While technically-speaking abortion remains legal in the state, the Department of Health and Senior Services has refused to renew the center's license unless staff who perform abortions submit to questioning.
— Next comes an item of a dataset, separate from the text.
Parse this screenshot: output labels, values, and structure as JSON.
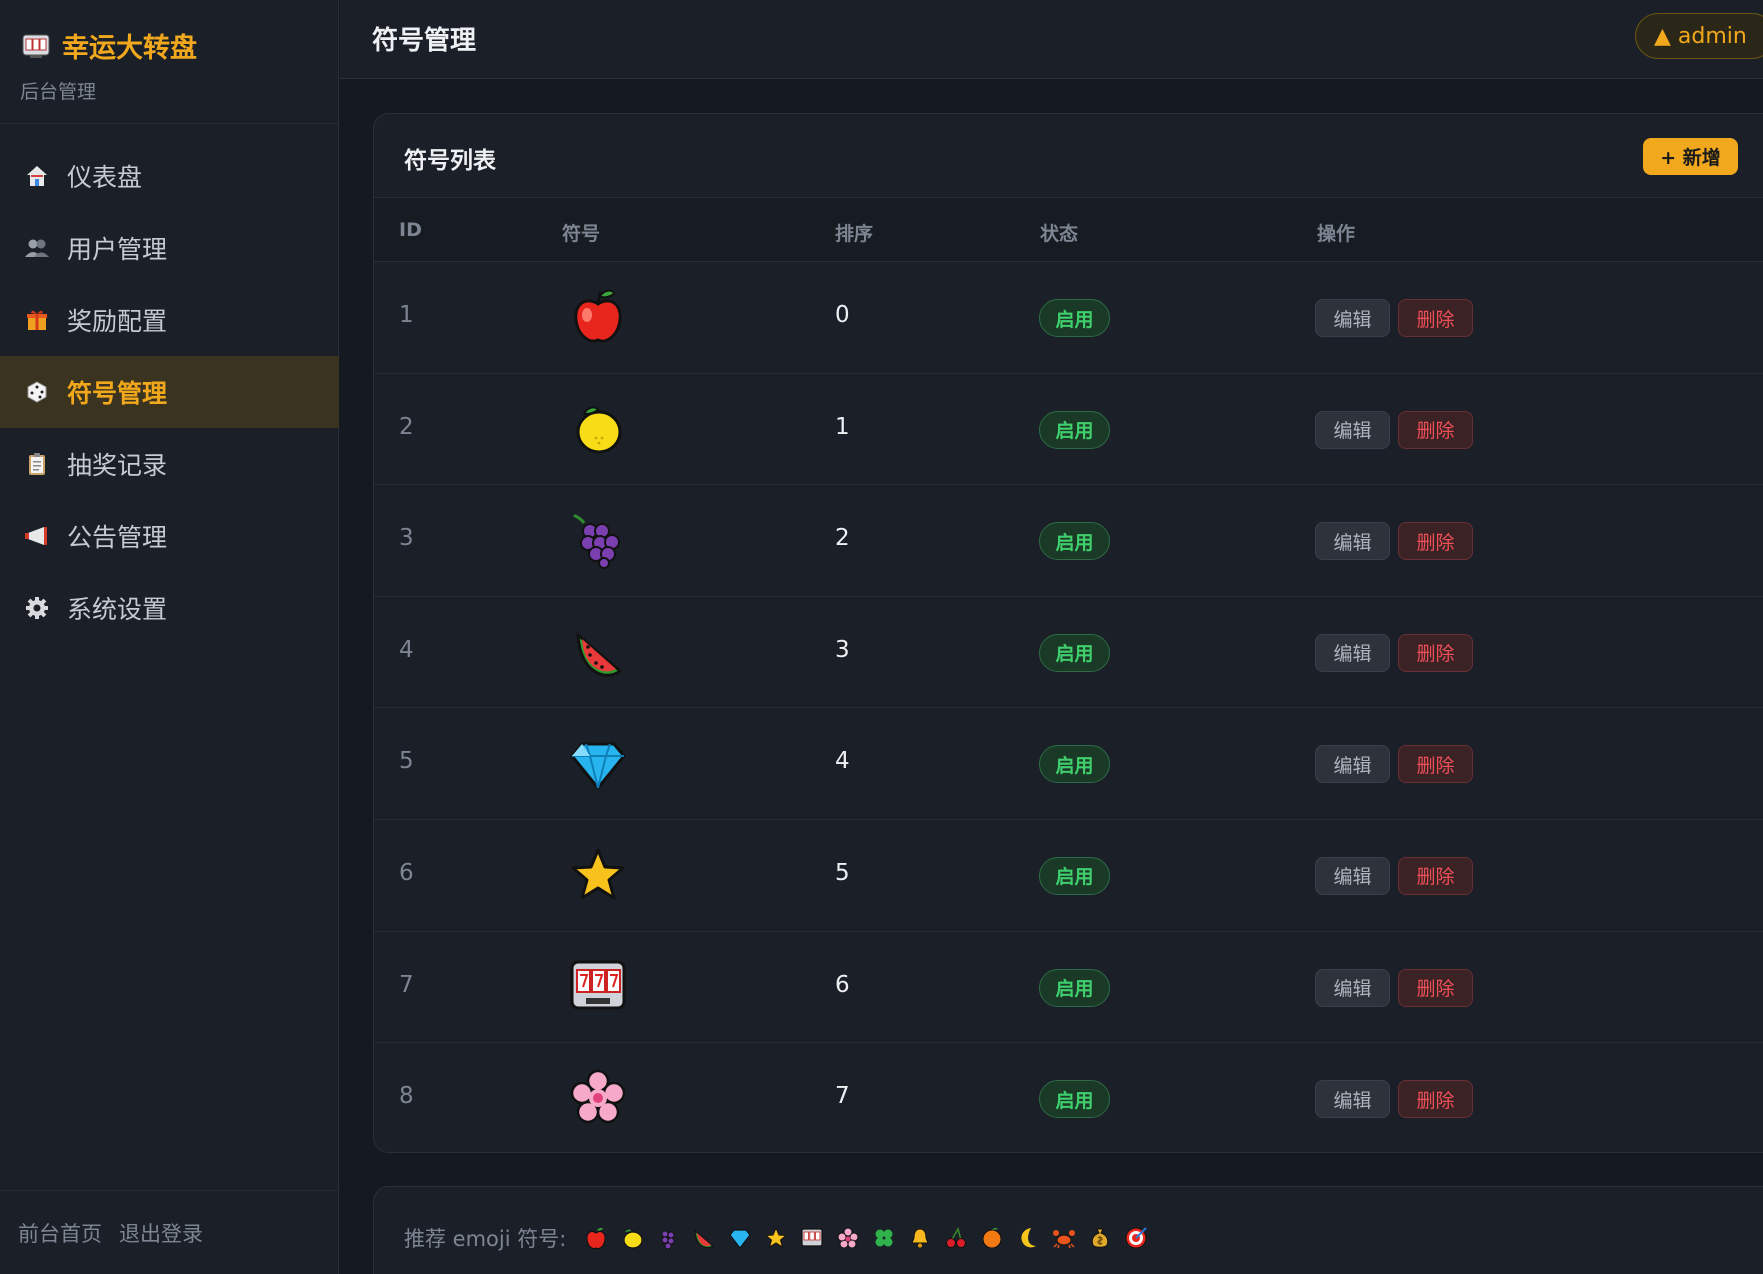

Questioning, Planned Parenthood says, that could lead to criminal proceedings or board review for the medics involved.

The department claims to be investigating "deficient practices" at the clinic but has not hinted at what these potential concerns may be. Needless to say, the developments have been met with widespread disapproval and calls to protect reproductive rights at a federal level.




This is just the latest in a string of measures to chip away at Roe v. Wade, the Supreme Court ruling that protects a woman's right to choose whether or not to continue with the pregnancy on the basis of her right to privacy (the Fourteenth Amendment). While the ruling protects that right, it allows room for state regulation – a technicality many anti-abortion politicians have adopted as a means of restricting access.
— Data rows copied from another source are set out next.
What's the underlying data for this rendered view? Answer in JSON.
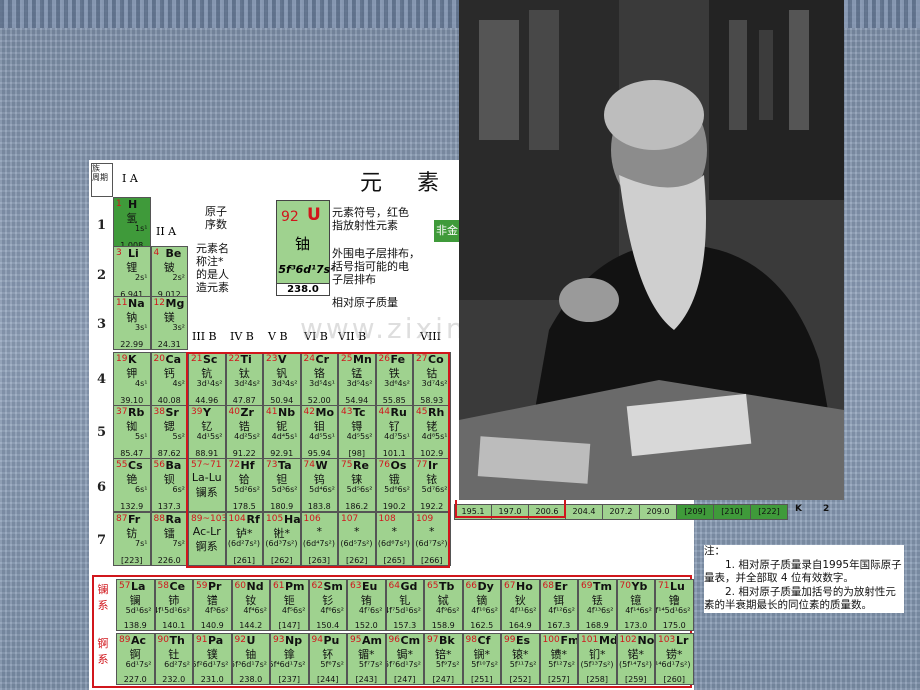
{
  "title": "元 素 周",
  "watermark": "www.zixin.com.cn",
  "period_header": "族\n周期",
  "groups": {
    "IA": "I A",
    "IIA": "II A",
    "IIIB": "III B",
    "IVB": "IV B",
    "VB": "V B",
    "VIB": "VI B",
    "VIIB": "VII B",
    "VIII": "VIII"
  },
  "legend": {
    "atomic_number_label": "原子\n序数",
    "name_label": "元素名\n称注*\n的是人\n造元素",
    "example_number": "92",
    "example_symbol": "U",
    "example_name": "铀",
    "example_config": "5f³6d¹7s²",
    "example_mass": "238.0",
    "symbol_desc": "元素符号，红色\n指放射性元素",
    "config_desc": "外围电子层排布，\n括号指可能的电\n子层排布",
    "mass_desc": "相对原子质量",
    "nonmetal_badge": "非金"
  },
  "periods": [
    "1",
    "2",
    "3",
    "4",
    "5",
    "6",
    "7"
  ],
  "elements": [
    {
      "n": "1",
      "s": "H",
      "cn": "氢",
      "cfg": "1s¹",
      "m": "1.008",
      "c": 1,
      "r": 1,
      "bg": "dg"
    },
    {
      "n": "3",
      "s": "Li",
      "cn": "锂",
      "cfg": "2s¹",
      "m": "6.941",
      "c": 1,
      "r": 2,
      "bg": "g"
    },
    {
      "n": "4",
      "s": "Be",
      "cn": "铍",
      "cfg": "2s²",
      "m": "9.012",
      "c": 2,
      "r": 2,
      "bg": "g"
    },
    {
      "n": "11",
      "s": "Na",
      "cn": "钠",
      "cfg": "3s¹",
      "m": "22.99",
      "c": 1,
      "r": 3,
      "bg": "g"
    },
    {
      "n": "12",
      "s": "Mg",
      "cn": "镁",
      "cfg": "3s²",
      "m": "24.31",
      "c": 2,
      "r": 3,
      "bg": "g"
    },
    {
      "n": "19",
      "s": "K",
      "cn": "钾",
      "cfg": "4s¹",
      "m": "39.10",
      "c": 1,
      "r": 4,
      "bg": "g"
    },
    {
      "n": "20",
      "s": "Ca",
      "cn": "钙",
      "cfg": "4s²",
      "m": "40.08",
      "c": 2,
      "r": 4,
      "bg": "g"
    },
    {
      "n": "21",
      "s": "Sc",
      "cn": "钪",
      "cfg": "3d¹4s²",
      "m": "44.96",
      "c": 3,
      "r": 4,
      "bg": "g"
    },
    {
      "n": "22",
      "s": "Ti",
      "cn": "钛",
      "cfg": "3d²4s²",
      "m": "47.87",
      "c": 4,
      "r": 4,
      "bg": "g"
    },
    {
      "n": "23",
      "s": "V",
      "cn": "钒",
      "cfg": "3d³4s²",
      "m": "50.94",
      "c": 5,
      "r": 4,
      "bg": "g"
    },
    {
      "n": "24",
      "s": "Cr",
      "cn": "铬",
      "cfg": "3d⁵4s¹",
      "m": "52.00",
      "c": 6,
      "r": 4,
      "bg": "g"
    },
    {
      "n": "25",
      "s": "Mn",
      "cn": "锰",
      "cfg": "3d⁵4s²",
      "m": "54.94",
      "c": 7,
      "r": 4,
      "bg": "g"
    },
    {
      "n": "26",
      "s": "Fe",
      "cn": "铁",
      "cfg": "3d⁶4s²",
      "m": "55.85",
      "c": 8,
      "r": 4,
      "bg": "g"
    },
    {
      "n": "27",
      "s": "Co",
      "cn": "钴",
      "cfg": "3d⁷4s²",
      "m": "58.93",
      "c": 9,
      "r": 4,
      "bg": "g"
    },
    {
      "n": "37",
      "s": "Rb",
      "cn": "铷",
      "cfg": "5s¹",
      "m": "85.47",
      "c": 1,
      "r": 5,
      "bg": "g"
    },
    {
      "n": "38",
      "s": "Sr",
      "cn": "锶",
      "cfg": "5s²",
      "m": "87.62",
      "c": 2,
      "r": 5,
      "bg": "g"
    },
    {
      "n": "39",
      "s": "Y",
      "cn": "钇",
      "cfg": "4d¹5s²",
      "m": "88.91",
      "c": 3,
      "r": 5,
      "bg": "g"
    },
    {
      "n": "40",
      "s": "Zr",
      "cn": "锆",
      "cfg": "4d²5s²",
      "m": "91.22",
      "c": 4,
      "r": 5,
      "bg": "g"
    },
    {
      "n": "41",
      "s": "Nb",
      "cn": "铌",
      "cfg": "4d⁴5s¹",
      "m": "92.91",
      "c": 5,
      "r": 5,
      "bg": "g"
    },
    {
      "n": "42",
      "s": "Mo",
      "cn": "钼",
      "cfg": "4d⁵5s¹",
      "m": "95.94",
      "c": 6,
      "r": 5,
      "bg": "g"
    },
    {
      "n": "43",
      "s": "Tc",
      "cn": "锝",
      "cfg": "4d⁵5s²",
      "m": "[98]",
      "c": 7,
      "r": 5,
      "bg": "g"
    },
    {
      "n": "44",
      "s": "Ru",
      "cn": "钌",
      "cfg": "4d⁷5s¹",
      "m": "101.1",
      "c": 8,
      "r": 5,
      "bg": "g"
    },
    {
      "n": "45",
      "s": "Rh",
      "cn": "铑",
      "cfg": "4d⁸5s¹",
      "m": "102.9",
      "c": 9,
      "r": 5,
      "bg": "g"
    },
    {
      "n": "55",
      "s": "Cs",
      "cn": "铯",
      "cfg": "6s¹",
      "m": "132.9",
      "c": 1,
      "r": 6,
      "bg": "g"
    },
    {
      "n": "56",
      "s": "Ba",
      "cn": "钡",
      "cfg": "6s²",
      "m": "137.3",
      "c": 2,
      "r": 6,
      "bg": "g"
    },
    {
      "n": "57~71",
      "s": "",
      "cn": "La-Lu\n镧系",
      "cfg": "",
      "m": "",
      "c": 3,
      "r": 6,
      "bg": "g"
    },
    {
      "n": "72",
      "s": "Hf",
      "cn": "铪",
      "cfg": "5d²6s²",
      "m": "178.5",
      "c": 4,
      "r": 6,
      "bg": "g"
    },
    {
      "n": "73",
      "s": "Ta",
      "cn": "钽",
      "cfg": "5d³6s²",
      "m": "180.9",
      "c": 5,
      "r": 6,
      "bg": "g"
    },
    {
      "n": "74",
      "s": "W",
      "cn": "钨",
      "cfg": "5d⁴6s²",
      "m": "183.8",
      "c": 6,
      "r": 6,
      "bg": "g"
    },
    {
      "n": "75",
      "s": "Re",
      "cn": "铼",
      "cfg": "5d⁵6s²",
      "m": "186.2",
      "c": 7,
      "r": 6,
      "bg": "g"
    },
    {
      "n": "76",
      "s": "Os",
      "cn": "锇",
      "cfg": "5d⁶6s²",
      "m": "190.2",
      "c": 8,
      "r": 6,
      "bg": "g"
    },
    {
      "n": "77",
      "s": "Ir",
      "cn": "铱",
      "cfg": "5d⁷6s²",
      "m": "192.2",
      "c": 9,
      "r": 6,
      "bg": "g"
    },
    {
      "n": "87",
      "s": "Fr",
      "cn": "钫",
      "cfg": "7s¹",
      "m": "[223]",
      "c": 1,
      "r": 7,
      "bg": "g"
    },
    {
      "n": "88",
      "s": "Ra",
      "cn": "镭",
      "cfg": "7s²",
      "m": "226.0",
      "c": 2,
      "r": 7,
      "bg": "g"
    },
    {
      "n": "89~103",
      "s": "",
      "cn": "Ac-Lr\n锕系",
      "cfg": "",
      "m": "",
      "c": 3,
      "r": 7,
      "bg": "g"
    },
    {
      "n": "104",
      "s": "Rf",
      "cn": "𬬻*",
      "cfg": "(6d²7s²)",
      "m": "[261]",
      "c": 4,
      "r": 7,
      "bg": "g"
    },
    {
      "n": "105",
      "s": "Ha",
      "cn": "𬭊*",
      "cfg": "(6d³7s²)",
      "m": "[262]",
      "c": 5,
      "r": 7,
      "bg": "g"
    },
    {
      "n": "106",
      "s": "",
      "cn": "*",
      "cfg": "(6d⁴7s²)",
      "m": "[263]",
      "c": 6,
      "r": 7,
      "bg": "g"
    },
    {
      "n": "107",
      "s": "",
      "cn": "*",
      "cfg": "(6d⁵7s²)",
      "m": "[262]",
      "c": 7,
      "r": 7,
      "bg": "g"
    },
    {
      "n": "108",
      "s": "",
      "cn": "*",
      "cfg": "(6d⁶7s²)",
      "m": "[265]",
      "c": 8,
      "r": 7,
      "bg": "g"
    },
    {
      "n": "109",
      "s": "",
      "cn": "*",
      "cfg": "(6d⁷7s²)",
      "m": "[266]",
      "c": 9,
      "r": 7,
      "bg": "g"
    }
  ],
  "partial_row6_right": [
    "195.1",
    "197.0",
    "200.6",
    "204.4",
    "207.2",
    "209.0",
    "[209]",
    "[210]",
    "[222]"
  ],
  "partial_shell": [
    "K",
    "2"
  ],
  "series_labels": {
    "lan": "镧系",
    "act": "锕系"
  },
  "lanthanides": [
    {
      "n": "57",
      "s": "La",
      "cn": "镧",
      "cfg": "5d¹6s²",
      "m": "138.9"
    },
    {
      "n": "58",
      "s": "Ce",
      "cn": "铈",
      "cfg": "4f¹5d¹6s²",
      "m": "140.1"
    },
    {
      "n": "59",
      "s": "Pr",
      "cn": "镨",
      "cfg": "4f³6s²",
      "m": "140.9"
    },
    {
      "n": "60",
      "s": "Nd",
      "cn": "钕",
      "cfg": "4f⁴6s²",
      "m": "144.2"
    },
    {
      "n": "61",
      "s": "Pm",
      "cn": "钷",
      "cfg": "4f⁵6s²",
      "m": "[147]"
    },
    {
      "n": "62",
      "s": "Sm",
      "cn": "钐",
      "cfg": "4f⁶6s²",
      "m": "150.4"
    },
    {
      "n": "63",
      "s": "Eu",
      "cn": "铕",
      "cfg": "4f⁷6s²",
      "m": "152.0"
    },
    {
      "n": "64",
      "s": "Gd",
      "cn": "钆",
      "cfg": "4f⁷5d¹6s²",
      "m": "157.3"
    },
    {
      "n": "65",
      "s": "Tb",
      "cn": "铽",
      "cfg": "4f⁹6s²",
      "m": "158.9"
    },
    {
      "n": "66",
      "s": "Dy",
      "cn": "镝",
      "cfg": "4f¹⁰6s²",
      "m": "162.5"
    },
    {
      "n": "67",
      "s": "Ho",
      "cn": "钬",
      "cfg": "4f¹¹6s²",
      "m": "164.9"
    },
    {
      "n": "68",
      "s": "Er",
      "cn": "铒",
      "cfg": "4f¹²6s²",
      "m": "167.3"
    },
    {
      "n": "69",
      "s": "Tm",
      "cn": "铥",
      "cfg": "4f¹³6s²",
      "m": "168.9"
    },
    {
      "n": "70",
      "s": "Yb",
      "cn": "镱",
      "cfg": "4f¹⁴6s²",
      "m": "173.0"
    },
    {
      "n": "71",
      "s": "Lu",
      "cn": "镥",
      "cfg": "4f¹⁴5d¹6s²",
      "m": "175.0"
    }
  ],
  "actinides": [
    {
      "n": "89",
      "s": "Ac",
      "cn": "锕",
      "cfg": "6d¹7s²",
      "m": "227.0"
    },
    {
      "n": "90",
      "s": "Th",
      "cn": "钍",
      "cfg": "6d²7s²",
      "m": "232.0"
    },
    {
      "n": "91",
      "s": "Pa",
      "cn": "镤",
      "cfg": "5f²6d¹7s²",
      "m": "231.0"
    },
    {
      "n": "92",
      "s": "U",
      "cn": "铀",
      "cfg": "5f³6d¹7s²",
      "m": "238.0"
    },
    {
      "n": "93",
      "s": "Np",
      "cn": "镎",
      "cfg": "5f⁴6d¹7s²",
      "m": "[237]"
    },
    {
      "n": "94",
      "s": "Pu",
      "cn": "钚",
      "cfg": "5f⁶7s²",
      "m": "[244]"
    },
    {
      "n": "95",
      "s": "Am",
      "cn": "镅*",
      "cfg": "5f⁷7s²",
      "m": "[243]"
    },
    {
      "n": "96",
      "s": "Cm",
      "cn": "锔*",
      "cfg": "5f⁷6d¹7s²",
      "m": "[247]"
    },
    {
      "n": "97",
      "s": "Bk",
      "cn": "锫*",
      "cfg": "5f⁹7s²",
      "m": "[247]"
    },
    {
      "n": "98",
      "s": "Cf",
      "cn": "锎*",
      "cfg": "5f¹⁰7s²",
      "m": "[251]"
    },
    {
      "n": "99",
      "s": "Es",
      "cn": "锿*",
      "cfg": "5f¹¹7s²",
      "m": "[252]"
    },
    {
      "n": "100",
      "s": "Fm",
      "cn": "镄*",
      "cfg": "5f¹²7s²",
      "m": "[257]"
    },
    {
      "n": "101",
      "s": "Md",
      "cn": "钔*",
      "cfg": "(5f¹³7s²)",
      "m": "[258]"
    },
    {
      "n": "102",
      "s": "No",
      "cn": "锘*",
      "cfg": "(5f¹⁴7s²)",
      "m": "[259]"
    },
    {
      "n": "103",
      "s": "Lr",
      "cn": "铹*",
      "cfg": "(5f¹⁴6d¹7s²)",
      "m": "[260]"
    }
  ],
  "notes": {
    "heading": "注：",
    "note1": "1. 相对原子质量录自1995年国际原子量表，并全部取 4 位有效数字。",
    "note2": "2. 相对原子质量加括号的为放射性元素的半衰期最长的同位素的质量数。"
  },
  "colors": {
    "accent_red": "#d1161c",
    "cell_green": "#9fd28f",
    "dark_green": "#3f9a3a"
  }
}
"Every year the licensing process has become more and more challenging as the state has effectively weaponized the regulatory system within the state to regulate abortion out of existence," David Eisenberg, medical director of Planned Parenthood of the St. Louis Region and Southwest Missouri, told CNN

If the regulations were "about promoting and protecting the well being of Missourians, we would be talking about expanding access to Medicaid [and] expanding access to basic reproductive health services," he added. 

Just last week, Missouri Gov. Mike Parson signed a bill banning abortions after the eight-week mark, which is due to come into force in August. (Fittingly, Parson was surrounded by women dressed in red – the color not just of those in the Republican Party, but of the handmaids of Gilead.) While women seeking termination cannot be prosecuted under the law, doctors who perform the procedure can face jail time of up to 15 years, even in cases of rape or incest.


It also includes a provision that would automatically trigger an outright ban on abortions if Roe v. Wade is ever reversed. (Medical emergencies being the sole exception.) But if this license isn't renewed, Missourian anti-abortionists won't have to wait for that to happen.

"This is the world that the Trump administration and Republican public officials across the country have been pushing for – a world where abortion care is illegal and inaccessible in this country," Leana Wen, President & CEO of Planned Parenthood Federation of America, said in a statement

"Missouri’s governor just signed an extreme ban into law, but he is not waiting until the law goes into effect: his administration is ending access to safe, legal abortion care."

Today's lawsuit was initiated by Planned Parenthood, who are requesting a restraining order against the state to prevent changes to its abortion care. (Non-abortion services, including STI testing and birth control, will continue to operate after Friday.) Proceedings were due to begin on Wednesday but were postponed for unexplained reasons.